Topical Questions


Jeremy Corbyn (Islington North, Labour)
Next month, the Government will be hosting a meeting of the five declared nuclear weapons states ahead of the non-proliferation treaty review in May. Will the Minister tell the House what he intends to achieve from that meeting, whether there will be an agreed position put and whether the P5 will adhere to the basic principles of the non-proliferation treaty and take steps towards nuclear disarmament?

Mark Francois (The Minister of State, Ministry of Defence; Rayleigh and Wickford, Conservative)
As the hon. Gentleman knows, we take the nuclear non-proliferation treaty extremely seriously. We uphold that treaty and it is vital that we persuade other nations around the world that may be in breach of that treaty to abide by its conventions as well. The hon. Gentleman and I take a different view on these matters. I spent many years at university debating against the Campaign for Nuclear Disarmament, and I still seem to be doing it now.

Steven Baker (Wycombe, Conservative)
Will the Government reassure me that they, apparently unlike some parties opposite, will not allow even the distant prospect of coalition negotiations to soften their commitment to continuous-at-sea nuclear deterrence?

Michael Fallon (The Secretary of State for Defence; Sevenoaks, Conservative)
Absolutely. Successive Governments have maintained that commitment to a continuous-at-sea deterrent and this Government are also determined to do so.

John Woodcock (Barrow and Furness, Labour)
I am puzzled by the attempts of the Minister for the Armed Forces to goad the Opposition on the issue of the nuclear deterrent. Let us be clear: we are committed to a minimum strategic nuclear deterrent delivered by submarines that are continuously at sea. We continue to support the programme that we started in Government, which his Government have delayed. In what way is that different from his policy?

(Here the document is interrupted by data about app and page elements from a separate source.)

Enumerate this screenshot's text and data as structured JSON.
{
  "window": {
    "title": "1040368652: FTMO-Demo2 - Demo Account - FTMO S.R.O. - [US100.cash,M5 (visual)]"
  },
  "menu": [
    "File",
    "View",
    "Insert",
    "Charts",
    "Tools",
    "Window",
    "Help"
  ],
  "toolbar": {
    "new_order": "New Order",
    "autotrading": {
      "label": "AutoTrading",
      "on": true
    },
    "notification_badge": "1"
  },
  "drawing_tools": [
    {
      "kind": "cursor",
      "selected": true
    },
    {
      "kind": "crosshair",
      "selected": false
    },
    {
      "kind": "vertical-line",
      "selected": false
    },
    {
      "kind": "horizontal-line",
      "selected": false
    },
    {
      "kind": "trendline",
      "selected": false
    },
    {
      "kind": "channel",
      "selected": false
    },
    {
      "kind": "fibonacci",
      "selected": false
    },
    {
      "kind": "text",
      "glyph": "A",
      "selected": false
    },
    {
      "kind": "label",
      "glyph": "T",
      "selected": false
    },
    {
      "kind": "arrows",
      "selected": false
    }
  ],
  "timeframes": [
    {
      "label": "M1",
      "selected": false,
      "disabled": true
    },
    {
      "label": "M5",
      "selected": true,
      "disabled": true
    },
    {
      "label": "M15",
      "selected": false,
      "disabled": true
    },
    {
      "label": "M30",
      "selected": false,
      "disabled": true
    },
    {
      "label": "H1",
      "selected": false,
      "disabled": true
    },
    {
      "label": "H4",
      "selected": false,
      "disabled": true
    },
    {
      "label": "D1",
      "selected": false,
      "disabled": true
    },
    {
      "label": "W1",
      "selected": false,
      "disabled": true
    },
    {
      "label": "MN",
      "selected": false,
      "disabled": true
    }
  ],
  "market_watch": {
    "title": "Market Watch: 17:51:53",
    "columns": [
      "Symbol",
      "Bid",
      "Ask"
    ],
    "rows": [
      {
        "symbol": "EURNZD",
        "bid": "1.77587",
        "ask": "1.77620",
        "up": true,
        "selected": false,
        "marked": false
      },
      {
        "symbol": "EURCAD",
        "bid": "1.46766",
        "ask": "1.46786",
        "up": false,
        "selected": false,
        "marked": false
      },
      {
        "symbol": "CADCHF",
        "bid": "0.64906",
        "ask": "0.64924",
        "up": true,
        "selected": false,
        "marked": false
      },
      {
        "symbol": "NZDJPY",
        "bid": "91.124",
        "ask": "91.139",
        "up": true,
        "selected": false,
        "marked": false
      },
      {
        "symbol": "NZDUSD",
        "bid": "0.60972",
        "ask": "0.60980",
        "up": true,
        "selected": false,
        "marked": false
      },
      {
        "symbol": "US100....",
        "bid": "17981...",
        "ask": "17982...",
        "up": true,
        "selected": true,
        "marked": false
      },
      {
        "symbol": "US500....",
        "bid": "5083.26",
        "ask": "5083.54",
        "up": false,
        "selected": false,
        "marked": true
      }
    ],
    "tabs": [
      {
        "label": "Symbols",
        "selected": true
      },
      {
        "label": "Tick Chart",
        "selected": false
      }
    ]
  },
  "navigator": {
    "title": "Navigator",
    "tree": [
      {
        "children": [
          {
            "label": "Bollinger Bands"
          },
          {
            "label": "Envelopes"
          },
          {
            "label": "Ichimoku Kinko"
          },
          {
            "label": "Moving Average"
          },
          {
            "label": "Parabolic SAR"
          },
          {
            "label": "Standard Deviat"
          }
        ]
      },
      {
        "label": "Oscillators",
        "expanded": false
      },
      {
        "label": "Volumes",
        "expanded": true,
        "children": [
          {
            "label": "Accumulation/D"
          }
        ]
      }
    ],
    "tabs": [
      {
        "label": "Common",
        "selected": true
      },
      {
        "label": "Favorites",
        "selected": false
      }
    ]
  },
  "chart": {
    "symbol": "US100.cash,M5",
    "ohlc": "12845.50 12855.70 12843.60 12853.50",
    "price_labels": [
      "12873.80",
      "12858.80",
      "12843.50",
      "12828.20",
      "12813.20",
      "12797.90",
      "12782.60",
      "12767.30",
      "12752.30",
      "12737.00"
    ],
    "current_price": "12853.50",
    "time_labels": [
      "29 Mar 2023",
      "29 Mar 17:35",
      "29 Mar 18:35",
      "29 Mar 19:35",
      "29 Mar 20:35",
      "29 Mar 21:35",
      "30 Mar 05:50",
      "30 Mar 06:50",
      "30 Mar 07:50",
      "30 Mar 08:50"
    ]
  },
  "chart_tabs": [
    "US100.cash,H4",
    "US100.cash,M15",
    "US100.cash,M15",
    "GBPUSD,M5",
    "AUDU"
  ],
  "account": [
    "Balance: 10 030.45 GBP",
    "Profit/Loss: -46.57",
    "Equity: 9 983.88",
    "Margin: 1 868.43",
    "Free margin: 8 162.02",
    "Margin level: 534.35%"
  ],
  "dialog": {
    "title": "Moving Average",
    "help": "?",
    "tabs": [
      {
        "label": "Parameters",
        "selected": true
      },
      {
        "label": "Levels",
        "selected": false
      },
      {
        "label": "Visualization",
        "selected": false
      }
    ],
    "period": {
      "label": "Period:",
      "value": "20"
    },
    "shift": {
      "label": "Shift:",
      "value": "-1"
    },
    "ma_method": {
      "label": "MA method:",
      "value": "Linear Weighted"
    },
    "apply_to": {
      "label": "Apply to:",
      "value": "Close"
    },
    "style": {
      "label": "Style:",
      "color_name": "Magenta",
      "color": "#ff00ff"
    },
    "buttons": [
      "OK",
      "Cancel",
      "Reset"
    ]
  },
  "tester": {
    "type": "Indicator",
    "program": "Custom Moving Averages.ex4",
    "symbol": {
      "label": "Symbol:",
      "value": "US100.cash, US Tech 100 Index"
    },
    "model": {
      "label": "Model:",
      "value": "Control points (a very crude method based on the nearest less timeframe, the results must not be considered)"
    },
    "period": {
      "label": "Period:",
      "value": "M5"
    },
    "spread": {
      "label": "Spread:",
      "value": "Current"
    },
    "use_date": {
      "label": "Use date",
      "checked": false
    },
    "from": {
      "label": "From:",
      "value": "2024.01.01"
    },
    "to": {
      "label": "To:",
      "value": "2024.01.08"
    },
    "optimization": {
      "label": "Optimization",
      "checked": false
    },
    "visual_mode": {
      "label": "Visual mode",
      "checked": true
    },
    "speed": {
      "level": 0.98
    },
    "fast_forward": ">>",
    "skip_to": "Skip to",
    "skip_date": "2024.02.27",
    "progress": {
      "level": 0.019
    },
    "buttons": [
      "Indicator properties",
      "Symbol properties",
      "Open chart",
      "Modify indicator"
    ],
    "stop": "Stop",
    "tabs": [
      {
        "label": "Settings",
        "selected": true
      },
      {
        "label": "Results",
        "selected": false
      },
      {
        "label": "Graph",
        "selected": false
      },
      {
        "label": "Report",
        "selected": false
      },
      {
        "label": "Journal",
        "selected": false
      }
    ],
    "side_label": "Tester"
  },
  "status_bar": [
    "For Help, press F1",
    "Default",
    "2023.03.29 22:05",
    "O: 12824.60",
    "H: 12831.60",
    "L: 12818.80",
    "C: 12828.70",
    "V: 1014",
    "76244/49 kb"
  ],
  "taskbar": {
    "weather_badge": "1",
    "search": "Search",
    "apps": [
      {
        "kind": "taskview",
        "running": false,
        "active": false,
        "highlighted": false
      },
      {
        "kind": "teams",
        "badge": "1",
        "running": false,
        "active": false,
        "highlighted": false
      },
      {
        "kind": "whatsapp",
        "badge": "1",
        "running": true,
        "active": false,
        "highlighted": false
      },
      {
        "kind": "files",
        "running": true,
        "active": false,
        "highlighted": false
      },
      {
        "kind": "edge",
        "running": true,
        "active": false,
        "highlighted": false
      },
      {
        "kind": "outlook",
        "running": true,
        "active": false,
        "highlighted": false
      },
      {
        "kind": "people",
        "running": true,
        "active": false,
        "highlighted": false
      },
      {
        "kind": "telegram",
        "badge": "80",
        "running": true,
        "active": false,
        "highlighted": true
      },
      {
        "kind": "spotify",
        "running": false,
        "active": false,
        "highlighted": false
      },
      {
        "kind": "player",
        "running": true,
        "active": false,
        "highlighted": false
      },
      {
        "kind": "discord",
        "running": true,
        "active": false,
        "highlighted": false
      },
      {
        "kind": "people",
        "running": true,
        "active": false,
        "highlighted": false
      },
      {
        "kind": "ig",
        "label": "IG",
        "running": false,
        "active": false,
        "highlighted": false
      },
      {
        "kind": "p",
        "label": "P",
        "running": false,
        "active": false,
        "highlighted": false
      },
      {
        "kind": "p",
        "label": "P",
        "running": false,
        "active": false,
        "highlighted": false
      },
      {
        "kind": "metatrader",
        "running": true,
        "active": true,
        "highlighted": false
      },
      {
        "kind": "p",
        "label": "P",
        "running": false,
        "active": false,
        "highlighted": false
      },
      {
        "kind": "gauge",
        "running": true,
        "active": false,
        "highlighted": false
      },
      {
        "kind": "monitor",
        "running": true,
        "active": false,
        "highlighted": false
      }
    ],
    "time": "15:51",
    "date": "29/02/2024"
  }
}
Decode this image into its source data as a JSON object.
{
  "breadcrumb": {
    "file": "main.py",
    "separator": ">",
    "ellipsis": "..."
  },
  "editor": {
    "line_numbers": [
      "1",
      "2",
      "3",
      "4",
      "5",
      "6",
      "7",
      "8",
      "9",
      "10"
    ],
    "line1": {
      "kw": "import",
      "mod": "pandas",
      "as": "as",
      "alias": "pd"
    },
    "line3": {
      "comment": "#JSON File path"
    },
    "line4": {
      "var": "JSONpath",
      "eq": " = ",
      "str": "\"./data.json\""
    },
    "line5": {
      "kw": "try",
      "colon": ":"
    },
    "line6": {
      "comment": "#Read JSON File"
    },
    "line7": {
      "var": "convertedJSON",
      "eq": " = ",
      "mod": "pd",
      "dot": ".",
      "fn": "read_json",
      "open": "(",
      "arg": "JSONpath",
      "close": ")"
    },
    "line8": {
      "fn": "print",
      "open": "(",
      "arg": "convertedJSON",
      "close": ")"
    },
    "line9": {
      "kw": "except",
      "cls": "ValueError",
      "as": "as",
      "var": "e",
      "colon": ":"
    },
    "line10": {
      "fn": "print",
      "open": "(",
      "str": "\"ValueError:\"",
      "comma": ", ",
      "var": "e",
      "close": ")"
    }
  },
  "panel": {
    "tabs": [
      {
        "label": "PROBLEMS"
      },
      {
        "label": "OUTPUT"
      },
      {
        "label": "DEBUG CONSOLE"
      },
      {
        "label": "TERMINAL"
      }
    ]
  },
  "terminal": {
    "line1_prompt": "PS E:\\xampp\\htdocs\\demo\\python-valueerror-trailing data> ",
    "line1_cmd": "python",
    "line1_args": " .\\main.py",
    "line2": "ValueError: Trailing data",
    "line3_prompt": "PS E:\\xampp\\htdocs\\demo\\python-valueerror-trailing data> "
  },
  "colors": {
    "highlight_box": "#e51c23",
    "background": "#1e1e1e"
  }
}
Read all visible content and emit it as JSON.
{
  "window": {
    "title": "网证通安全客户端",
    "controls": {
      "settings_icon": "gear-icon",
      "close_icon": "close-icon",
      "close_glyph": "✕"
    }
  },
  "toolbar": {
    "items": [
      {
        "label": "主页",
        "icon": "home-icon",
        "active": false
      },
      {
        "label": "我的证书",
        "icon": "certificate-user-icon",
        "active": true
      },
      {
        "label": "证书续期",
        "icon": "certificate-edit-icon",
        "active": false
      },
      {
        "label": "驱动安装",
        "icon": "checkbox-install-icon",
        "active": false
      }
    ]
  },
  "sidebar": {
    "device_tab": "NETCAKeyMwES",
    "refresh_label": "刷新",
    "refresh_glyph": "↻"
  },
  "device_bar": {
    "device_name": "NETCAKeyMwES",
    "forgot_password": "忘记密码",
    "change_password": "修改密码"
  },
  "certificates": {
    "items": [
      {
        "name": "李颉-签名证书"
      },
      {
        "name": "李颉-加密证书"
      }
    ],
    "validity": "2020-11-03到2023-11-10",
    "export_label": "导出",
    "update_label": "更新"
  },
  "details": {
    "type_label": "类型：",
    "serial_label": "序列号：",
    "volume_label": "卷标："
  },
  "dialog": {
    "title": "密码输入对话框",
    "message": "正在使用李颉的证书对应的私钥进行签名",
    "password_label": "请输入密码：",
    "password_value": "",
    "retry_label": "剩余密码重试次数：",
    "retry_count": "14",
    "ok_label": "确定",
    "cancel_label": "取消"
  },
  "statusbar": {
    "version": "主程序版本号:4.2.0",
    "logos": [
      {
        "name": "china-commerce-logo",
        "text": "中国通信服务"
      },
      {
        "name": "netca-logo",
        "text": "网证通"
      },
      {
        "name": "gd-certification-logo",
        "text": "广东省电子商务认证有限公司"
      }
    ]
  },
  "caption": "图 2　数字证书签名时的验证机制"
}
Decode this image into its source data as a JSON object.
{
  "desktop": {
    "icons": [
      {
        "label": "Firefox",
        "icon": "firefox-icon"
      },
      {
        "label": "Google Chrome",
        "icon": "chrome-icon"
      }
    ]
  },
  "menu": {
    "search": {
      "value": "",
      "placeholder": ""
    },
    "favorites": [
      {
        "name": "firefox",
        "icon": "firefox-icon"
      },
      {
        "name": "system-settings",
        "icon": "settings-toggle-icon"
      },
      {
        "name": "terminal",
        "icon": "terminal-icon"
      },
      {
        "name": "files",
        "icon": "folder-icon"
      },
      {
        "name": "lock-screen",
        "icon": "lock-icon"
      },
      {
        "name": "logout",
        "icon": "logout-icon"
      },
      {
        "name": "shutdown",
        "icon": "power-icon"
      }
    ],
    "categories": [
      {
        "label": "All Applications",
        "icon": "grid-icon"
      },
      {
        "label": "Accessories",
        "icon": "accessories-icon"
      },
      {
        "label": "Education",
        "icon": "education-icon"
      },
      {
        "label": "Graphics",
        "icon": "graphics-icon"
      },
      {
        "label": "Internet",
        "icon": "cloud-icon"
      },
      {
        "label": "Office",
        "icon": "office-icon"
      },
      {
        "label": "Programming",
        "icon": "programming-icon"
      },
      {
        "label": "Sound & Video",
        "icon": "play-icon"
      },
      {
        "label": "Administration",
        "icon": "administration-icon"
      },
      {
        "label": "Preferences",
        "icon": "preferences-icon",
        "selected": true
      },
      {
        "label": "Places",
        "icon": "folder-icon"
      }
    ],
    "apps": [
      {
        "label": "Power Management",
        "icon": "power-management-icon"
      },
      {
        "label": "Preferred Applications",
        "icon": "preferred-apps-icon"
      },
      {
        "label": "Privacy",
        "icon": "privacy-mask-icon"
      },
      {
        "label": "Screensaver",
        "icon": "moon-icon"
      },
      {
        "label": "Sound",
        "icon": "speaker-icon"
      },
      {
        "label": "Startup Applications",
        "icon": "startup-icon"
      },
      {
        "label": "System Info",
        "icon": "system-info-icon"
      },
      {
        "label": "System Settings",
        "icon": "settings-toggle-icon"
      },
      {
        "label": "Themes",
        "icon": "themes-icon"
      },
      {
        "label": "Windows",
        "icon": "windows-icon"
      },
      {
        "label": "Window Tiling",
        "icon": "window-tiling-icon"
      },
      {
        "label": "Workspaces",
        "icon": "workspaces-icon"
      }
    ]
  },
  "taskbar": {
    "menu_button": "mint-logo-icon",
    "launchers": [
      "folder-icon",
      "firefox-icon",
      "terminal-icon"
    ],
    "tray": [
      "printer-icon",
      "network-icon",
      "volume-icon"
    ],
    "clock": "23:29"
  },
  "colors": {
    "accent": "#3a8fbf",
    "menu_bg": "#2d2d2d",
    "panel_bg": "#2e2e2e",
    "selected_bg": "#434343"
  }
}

Michael Fallon (The Secretary of State for Defence; Sevenoaks, Conservative)
What is different is that the Leader of the Opposition, who was challenged on this just a week ago, spoke only about the need for the least-cost deterrent, without repeating—[Interruption.]

John Bercow (Speaker)
Order. I know that the Secretary of State can generally look after himself, but Members must not seek to shout him down. I always facilitate full exchanges on all these important matters, but the Secretary of State must be heard.

Michael Fallon (The Secretary of State for Defence; Sevenoaks, Conservative)
Thank you, Mr Speaker. This is a very important matter. The Leader of the Opposition did not repeat Labour’s previous commitment to what matters, which is a continuous-at-sea deterrent. What we cannot have is any kind of part-time deterrent, which would rely on our enemies being part-time as well.